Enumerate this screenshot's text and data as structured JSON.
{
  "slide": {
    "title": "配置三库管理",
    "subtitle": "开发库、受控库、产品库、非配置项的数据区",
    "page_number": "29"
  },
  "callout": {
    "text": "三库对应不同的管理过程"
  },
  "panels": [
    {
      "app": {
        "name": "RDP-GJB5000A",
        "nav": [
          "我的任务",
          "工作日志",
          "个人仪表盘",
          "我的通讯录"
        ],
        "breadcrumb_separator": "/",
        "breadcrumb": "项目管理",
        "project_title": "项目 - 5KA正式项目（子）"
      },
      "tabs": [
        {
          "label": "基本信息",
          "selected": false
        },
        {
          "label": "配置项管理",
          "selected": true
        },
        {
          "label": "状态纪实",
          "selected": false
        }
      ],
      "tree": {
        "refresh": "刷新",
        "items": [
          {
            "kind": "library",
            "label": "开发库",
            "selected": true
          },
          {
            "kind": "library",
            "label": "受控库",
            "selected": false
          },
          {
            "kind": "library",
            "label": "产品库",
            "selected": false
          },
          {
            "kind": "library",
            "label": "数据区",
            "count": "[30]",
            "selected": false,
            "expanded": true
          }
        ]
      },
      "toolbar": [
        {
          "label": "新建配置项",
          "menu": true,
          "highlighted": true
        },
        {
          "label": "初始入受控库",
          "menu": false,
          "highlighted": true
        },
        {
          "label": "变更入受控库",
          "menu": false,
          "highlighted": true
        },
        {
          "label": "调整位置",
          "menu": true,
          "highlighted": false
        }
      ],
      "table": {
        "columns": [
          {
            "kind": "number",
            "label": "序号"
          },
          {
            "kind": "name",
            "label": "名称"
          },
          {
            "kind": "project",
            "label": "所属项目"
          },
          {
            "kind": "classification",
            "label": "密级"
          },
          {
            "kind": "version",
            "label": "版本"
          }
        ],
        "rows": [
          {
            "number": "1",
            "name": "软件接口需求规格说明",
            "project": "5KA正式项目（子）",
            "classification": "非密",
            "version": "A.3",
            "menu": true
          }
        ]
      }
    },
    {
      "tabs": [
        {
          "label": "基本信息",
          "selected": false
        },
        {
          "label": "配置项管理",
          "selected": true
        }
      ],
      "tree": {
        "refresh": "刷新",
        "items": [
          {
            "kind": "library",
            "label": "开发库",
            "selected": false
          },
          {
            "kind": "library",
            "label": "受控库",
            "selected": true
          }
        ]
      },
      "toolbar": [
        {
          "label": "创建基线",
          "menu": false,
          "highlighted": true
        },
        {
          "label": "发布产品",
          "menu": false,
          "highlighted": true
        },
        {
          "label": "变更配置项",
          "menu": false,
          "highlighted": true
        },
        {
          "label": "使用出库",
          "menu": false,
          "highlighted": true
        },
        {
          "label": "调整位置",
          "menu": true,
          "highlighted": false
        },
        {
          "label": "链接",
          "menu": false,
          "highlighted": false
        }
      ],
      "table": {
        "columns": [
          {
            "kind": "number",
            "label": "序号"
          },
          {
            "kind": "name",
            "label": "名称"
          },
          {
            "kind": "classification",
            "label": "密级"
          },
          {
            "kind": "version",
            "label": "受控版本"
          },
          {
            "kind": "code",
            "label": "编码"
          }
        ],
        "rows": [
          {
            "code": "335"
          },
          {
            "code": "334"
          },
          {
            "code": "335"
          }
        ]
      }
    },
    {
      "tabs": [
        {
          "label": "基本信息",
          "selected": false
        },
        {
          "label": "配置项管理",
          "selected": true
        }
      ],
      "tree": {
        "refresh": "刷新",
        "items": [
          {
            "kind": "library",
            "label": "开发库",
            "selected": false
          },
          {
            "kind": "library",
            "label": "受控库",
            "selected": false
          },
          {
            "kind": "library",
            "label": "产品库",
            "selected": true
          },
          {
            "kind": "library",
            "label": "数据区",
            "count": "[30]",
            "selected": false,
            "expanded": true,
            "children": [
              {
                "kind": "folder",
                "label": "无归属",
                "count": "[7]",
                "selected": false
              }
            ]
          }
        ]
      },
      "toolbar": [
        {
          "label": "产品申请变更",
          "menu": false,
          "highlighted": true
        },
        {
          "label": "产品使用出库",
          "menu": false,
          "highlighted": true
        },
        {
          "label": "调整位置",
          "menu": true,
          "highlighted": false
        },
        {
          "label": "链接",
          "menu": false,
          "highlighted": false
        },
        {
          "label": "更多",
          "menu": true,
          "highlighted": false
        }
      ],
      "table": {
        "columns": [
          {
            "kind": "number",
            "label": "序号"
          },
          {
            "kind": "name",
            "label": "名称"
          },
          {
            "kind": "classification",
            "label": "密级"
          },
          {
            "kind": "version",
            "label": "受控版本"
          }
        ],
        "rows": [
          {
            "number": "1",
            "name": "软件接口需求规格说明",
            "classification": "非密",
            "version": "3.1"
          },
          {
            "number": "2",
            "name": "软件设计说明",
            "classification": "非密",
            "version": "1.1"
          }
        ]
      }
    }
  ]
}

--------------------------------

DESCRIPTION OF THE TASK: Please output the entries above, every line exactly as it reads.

RESULT OF THE TASK:
Enumerate this screenshot's text and data as structured JSON.
{
  "slide": {
    "title": "配置三库管理",
    "subtitle": "开发库、受控库、产品库、非配置项的数据区",
    "page_number": "29"
  },
  "callout": {
    "text": "三库对应不同的管理过程"
  },
  "panels": [
    {
      "app": {
        "name": "RDP-GJB5000A",
        "nav": [
          "我的任务",
          "工作日志",
          "个人仪表盘",
          "我的通讯录"
        ],
        "breadcrumb_separator": "/",
        "breadcrumb": "项目管理",
        "project_title": "项目 - 5KA正式项目（子）"
      },
      "tabs": [
        {
          "label": "基本信息",
          "selected": false
        },
        {
          "label": "配置项管理",
          "selected": true
        },
        {
          "label": "状态纪实",
          "selected": false
        }
      ],
      "tree": {
        "refresh": "刷新",
        "items": [
          {
            "kind": "library",
            "label": "开发库",
            "selected": true
          },
          {
            "kind": "library",
            "label": "受控库",
            "selected": false
          },
          {
            "kind": "library",
            "label": "产品库",
            "selected": false
          },
          {
            "kind": "library",
            "label": "数据区",
            "count": "[30]",
            "selected": false,
            "expanded": true
          }
        ]
      },
      "toolbar": [
        {
          "label": "新建配置项",
          "menu": true,
          "highlighted": true
        },
        {
          "label": "初始入受控库",
          "menu": false,
          "highlighted": true
        },
        {
          "label": "变更入受控库",
          "menu": false,
          "highlighted": true
        },
        {
          "label": "调整位置",
          "menu": true,
          "highlighted": false
        }
      ],
      "table": {
        "columns": [
          {
            "kind": "number",
            "label": "序号"
          },
          {
            "kind": "name",
            "label": "名称"
          },
          {
            "kind": "project",
            "label": "所属项目"
          },
          {
            "kind": "classification",
            "label": "密级"
          },
          {
            "kind": "version",
            "label": "版本"
          }
        ],
        "rows": [
          {
            "number": "1",
            "name": "软件接口需求规格说明",
            "project": "5KA正式项目（子）",
            "classification": "非密",
            "version": "A.3",
            "menu": true
          }
        ]
      }
    },
    {
      "tabs": [
        {
          "label": "基本信息",
          "selected": false
        },
        {
          "label": "配置项管理",
          "selected": true
        }
      ],
      "tree": {
        "refresh": "刷新",
        "items": [
          {
            "kind": "library",
            "label": "开发库",
            "selected": false
          },
          {
            "kind": "library",
            "label": "受控库",
            "selected": true
          }
        ]
      },
      "toolbar": [
        {
          "label": "创建基线",
          "menu": false,
          "highlighted": true
        },
        {
          "label": "发布产品",
          "menu": false,
          "highlighted": true
        },
        {
          "label": "变更配置项",
          "menu": false,
          "highlighted": true
        },
        {
          "label": "使用出库",
          "menu": false,
          "highlighted": true
        },
        {
          "label": "调整位置",
          "menu": true,
          "highlighted": false
        },
        {
          "label": "链接",
          "menu": false,
          "highlighted": false
        }
      ],
      "table": {
        "columns": [
          {
            "kind": "number",
            "label": "序号"
          },
          {
            "kind": "name",
            "label": "名称"
          },
          {
            "kind": "classification",
            "label": "密级"
          },
          {
            "kind": "version",
            "label": "受控版本"
          },
          {
            "kind": "code",
            "label": "编码"
          }
        ],
        "rows": [
          {
            "code": "335"
          },
          {
            "code": "334"
          },
          {
            "code": "335"
          }
        ]
      }
    },
    {
      "tabs": [
        {
          "label": "基本信息",
          "selected": false
        },
        {
          "label": "配置项管理",
          "selected": true
        }
      ],
      "tree": {
        "refresh": "刷新",
        "items": [
          {
            "kind": "library",
            "label": "开发库",
            "selected": false
          },
          {
            "kind": "library",
            "label": "受控库",
            "selected": false
          },
          {
            "kind": "library",
            "label": "产品库",
            "selected": true
          },
          {
            "kind": "library",
            "label": "数据区",
            "count": "[30]",
            "selected": false,
            "expanded": true,
            "children": [
              {
                "kind": "folder",
                "label": "无归属",
                "count": "[7]",
                "selected": false
              }
            ]
          }
        ]
      },
      "toolbar": [
        {
          "label": "产品申请变更",
          "menu": false,
          "highlighted": true
        },
        {
          "label": "产品使用出库",
          "menu": false,
          "highlighted": true
        },
        {
          "label": "调整位置",
          "menu": true,
          "highlighted": false
        },
        {
          "label": "链接",
          "menu": false,
          "highlighted": false
        },
        {
          "label": "更多",
          "menu": true,
          "highlighted": false
        }
      ],
      "table": {
        "columns": [
          {
            "kind": "number",
            "label": "序号"
          },
          {
            "kind": "name",
            "label": "名称"
          },
          {
            "kind": "classification",
            "label": "密级"
          },
          {
            "kind": "version",
            "label": "受控版本"
          }
        ],
        "rows": [
          {
            "number": "1",
            "name": "软件接口需求规格说明",
            "classification": "非密",
            "version": "3.1"
          },
          {
            "number": "2",
            "name": "软件设计说明",
            "classification": "非密",
            "version": "1.1"
          }
        ]
      }
    }
  ]
}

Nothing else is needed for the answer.